Skylights, or rooflights, have become a popular design choice for those looking to convert their basement or cellar. Typically, skylights can admit up to 40% more light into a roof space than a standard window, but create only minimal visual impact from outside and typically overlook the sky. As such they do not usually require planning permission. However, there are a number of potential issues to be aware of.
In England and Wales, you are unlikely to require planning permission for skylights unless:
- The skylight projects beyond the existing roof plane by more than 150mm
- The proposed skylight installation occupies a large area of your roof beyond what is considered a “reasonable” size
- You live in a Listed Building or in a designated Conservation Area
- A so-called “Article 4 Direction” or other planning condition is in place for the area in which you live
Even if planning permission for a new roof window is not required, building regulations cannot be ignored.
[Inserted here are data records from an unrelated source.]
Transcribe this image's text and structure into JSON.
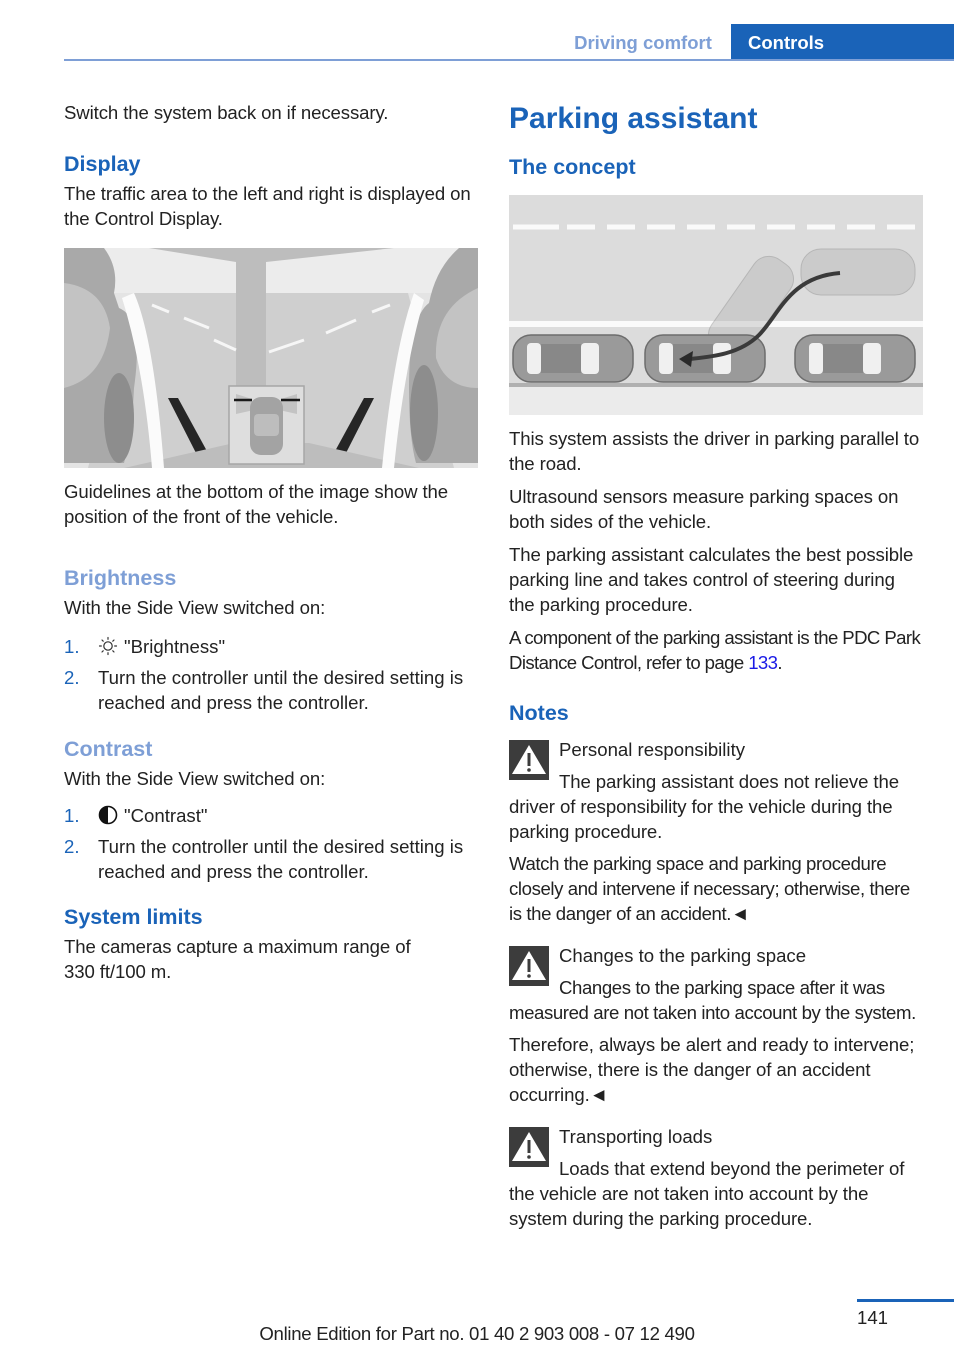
{
  "header": {
    "section": "Driving comfort",
    "chapter": "Controls"
  },
  "left": {
    "intro": "Switch the system back on if necessary.",
    "display": {
      "heading": "Display",
      "text": "The traffic area to the left and right is displayed on the Control Display.",
      "figure_caption": "Guidelines at the bottom of the image show the position of the front of the vehicle."
    },
    "brightness": {
      "heading": "Brightness",
      "intro": "With the Side View switched on:",
      "steps": [
        {
          "num": "1.",
          "icon": "brightness-sun-icon",
          "text": "\"Brightness\""
        },
        {
          "num": "2.",
          "text": "Turn the controller until the desired setting is reached and press the controller."
        }
      ]
    },
    "contrast": {
      "heading": "Contrast",
      "intro": "With the Side View switched on:",
      "steps": [
        {
          "num": "1.",
          "icon": "contrast-half-circle-icon",
          "text": "\"Contrast\""
        },
        {
          "num": "2.",
          "text": "Turn the controller until the desired setting is reached and press the controller."
        }
      ]
    },
    "system_limits": {
      "heading": "System limits",
      "text": "The cameras capture a maximum range of 330 ft/100 m."
    }
  },
  "right": {
    "title": "Parking assistant",
    "concept": {
      "heading": "The concept",
      "paragraphs": [
        "This system assists the driver in parking parallel to the road.",
        "Ultrasound sensors measure parking spaces on both sides of the vehicle.",
        "The parking assistant calculates the best pos­sible parking line and takes control of steering during the parking procedure."
      ],
      "pdc_text": "A component of the parking assistant is the PDC Park Distance Control, refer to page ",
      "pdc_page_link": "133",
      "pdc_end": "."
    },
    "notes": {
      "heading": "Notes",
      "items": [
        {
          "icon": "warning-triangle-icon",
          "title": "Personal responsibility",
          "paragraphs": [
            "The parking assistant does not relieve the driver of responsibility for the vehicle during the parking procedure.",
            "Watch the parking space and parking procedure closely and intervene if necessary; otherwise, there is the danger of an accident.◄"
          ]
        },
        {
          "icon": "warning-triangle-icon",
          "title": "Changes to the parking space",
          "paragraphs": [
            "Changes to the parking space after it was measured are not taken into account by the sys­tem.",
            "Therefore, always be alert and ready to inter­vene; otherwise, there is the danger of an acci­dent occurring.◄"
          ]
        },
        {
          "icon": "warning-triangle-icon",
          "title": "Transporting loads",
          "paragraphs": [
            "Loads that extend beyond the perimeter of the vehicle are not taken into account by the system during the parking procedure."
          ]
        }
      ]
    }
  },
  "footer": {
    "page_number": "141",
    "edition": "Online Edition for Part no. 01 40 2 903 008 - 07 12 490"
  }
}
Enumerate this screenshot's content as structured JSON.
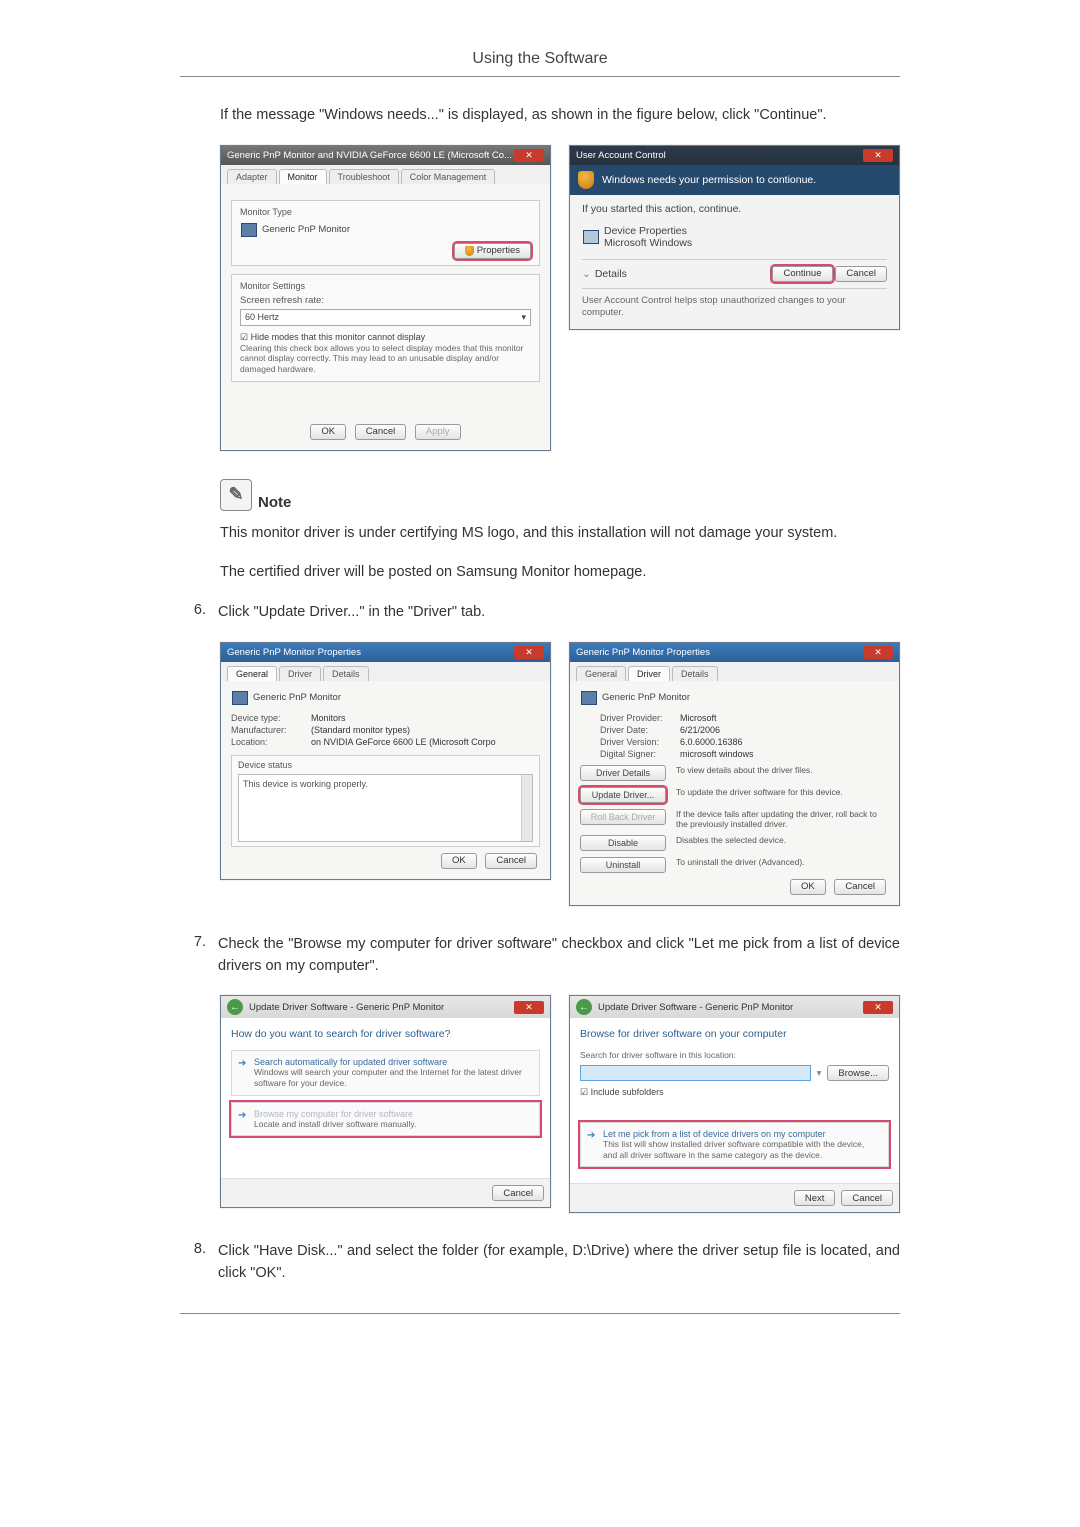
{
  "header": {
    "title": "Using the Software"
  },
  "intro": "If the message \"Windows needs...\" is displayed, as shown in the figure below, click \"Continue\".",
  "fig1_left": {
    "title": "Generic PnP Monitor and NVIDIA GeForce 6600 LE (Microsoft Co...",
    "tabs": {
      "adapter": "Adapter",
      "monitor": "Monitor",
      "troubleshoot": "Troubleshoot",
      "color": "Color Management"
    },
    "monitor_type_label": "Monitor Type",
    "monitor_name": "Generic PnP Monitor",
    "properties_btn": "Properties",
    "settings_label": "Monitor Settings",
    "refresh_label": "Screen refresh rate:",
    "refresh_value": "60 Hertz",
    "hide_modes_check": "Hide modes that this monitor cannot display",
    "hide_modes_note": "Clearing this check box allows you to select display modes that this monitor cannot display correctly. This may lead to an unusable display and/or damaged hardware.",
    "buttons": {
      "ok": "OK",
      "cancel": "Cancel",
      "apply": "Apply"
    }
  },
  "fig1_right": {
    "title": "User Account Control",
    "banner": "Windows needs your permission to contionue.",
    "if_started": "If you started this action, continue.",
    "prog_name": "Device Properties",
    "publisher": "Microsoft Windows",
    "details_btn": "Details",
    "continue_btn": "Continue",
    "cancel_btn": "Cancel",
    "footer": "User Account Control helps stop unauthorized changes to your computer."
  },
  "note": {
    "label": "Note",
    "line1": "This monitor driver is under certifying MS logo, and this installation will not damage your system.",
    "line2": "The certified driver will be posted on Samsung Monitor homepage."
  },
  "step6": {
    "num": "6.",
    "text": "Click \"Update Driver...\" in the \"Driver\" tab."
  },
  "fig2_left": {
    "title": "Generic PnP Monitor Properties",
    "tabs": {
      "general": "General",
      "driver": "Driver",
      "details": "Details"
    },
    "device_name": "Generic PnP Monitor",
    "kv": {
      "type_k": "Device type:",
      "type_v": "Monitors",
      "manu_k": "Manufacturer:",
      "manu_v": "(Standard monitor types)",
      "loc_k": "Location:",
      "loc_v": "on NVIDIA GeForce 6600 LE (Microsoft Corpo"
    },
    "status_label": "Device status",
    "status_text": "This device is working properly.",
    "ok": "OK",
    "cancel": "Cancel"
  },
  "fig2_right": {
    "title": "Generic PnP Monitor Properties",
    "tabs": {
      "general": "General",
      "driver": "Driver",
      "details": "Details"
    },
    "device_name": "Generic PnP Monitor",
    "kv": {
      "prov_k": "Driver Provider:",
      "prov_v": "Microsoft",
      "date_k": "Driver Date:",
      "date_v": "6/21/2006",
      "ver_k": "Driver Version:",
      "ver_v": "6.0.6000.16386",
      "sign_k": "Digital Signer:",
      "sign_v": "microsoft windows"
    },
    "btns": {
      "details": "Driver Details",
      "details_d": "To view details about the driver files.",
      "update": "Update Driver...",
      "update_d": "To update the driver software for this device.",
      "rollback": "Roll Back Driver",
      "rollback_d": "If the device fails after updating the driver, roll back to the previously installed driver.",
      "disable": "Disable",
      "disable_d": "Disables the selected device.",
      "uninstall": "Uninstall",
      "uninstall_d": "To uninstall the driver (Advanced)."
    },
    "ok": "OK",
    "cancel": "Cancel"
  },
  "step7": {
    "num": "7.",
    "text": "Check the \"Browse my computer for driver software\" checkbox and click \"Let me pick from a list of device drivers on my computer\"."
  },
  "fig3_left": {
    "title": "Update Driver Software - Generic PnP Monitor",
    "heading": "How do you want to search for driver software?",
    "opt1_title": "Search automatically for updated driver software",
    "opt1_sub": "Windows will search your computer and the Internet for the latest driver software for your device.",
    "opt2_title": "Browse my computer for driver software",
    "opt2_sub": "Locate and install driver software manually.",
    "cancel": "Cancel"
  },
  "fig3_right": {
    "title": "Update Driver Software - Generic PnP Monitor",
    "heading": "Browse for driver software on your computer",
    "search_label": "Search for driver software in this location:",
    "browse_btn": "Browse...",
    "include_sub": "Include subfolders",
    "opt_title": "Let me pick from a list of device drivers on my computer",
    "opt_sub": "This list will show installed driver software compatible with the device, and all driver software in the same category as the device.",
    "next": "Next",
    "cancel": "Cancel"
  },
  "step8": {
    "num": "8.",
    "text": "Click \"Have Disk...\" and select the folder (for example, D:\\Drive) where the driver setup file is located, and click \"OK\"."
  }
}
By law, any building or structural modification work must comply with building controls which stipulate minimum standards for design and safety.
There are two sets of building regulations for roofs; work on an existing roof and the construction of a new roof, e.g. for an extension.
Be sure to pay particular attention to Parts J and L of Building Regulations; these deal with energy efficiency, thermal insulation and the protection of buildings against the threat of fire.
Approval under the Building Regulations will generally be needed for the installation of a new rooflight because:
- The roof structure will often need to be altered to create the opening
- The roof will need to carry the weight of the new skylight, which might require roof strengthening prior to installation
- If a skylight is in close proximity to a boundary, fire performance must also be taken into consideration
- Any rooflight installed must prove to have sufficient insulation against heat loss with effective energy performance
According to skylight manufacturers Sunsquare, limiting heat loss is crucial. Aluminium, which most skylights are manufactured from, transmits heat/cold very efficiently. If the external temperature manipulates the skylight frame, it not only creates a skylight that acts as a huge heat loss area for a property but also opens up the possibility of serious condensation issues.
For a skylight to achieve true thermal performance according to today’s standards you should expect to see polyamide sections dividing all materials that sit across the internal to external parts of your building. This is the only effective way of maintaining insulation and, therefore, the climatic control of your home.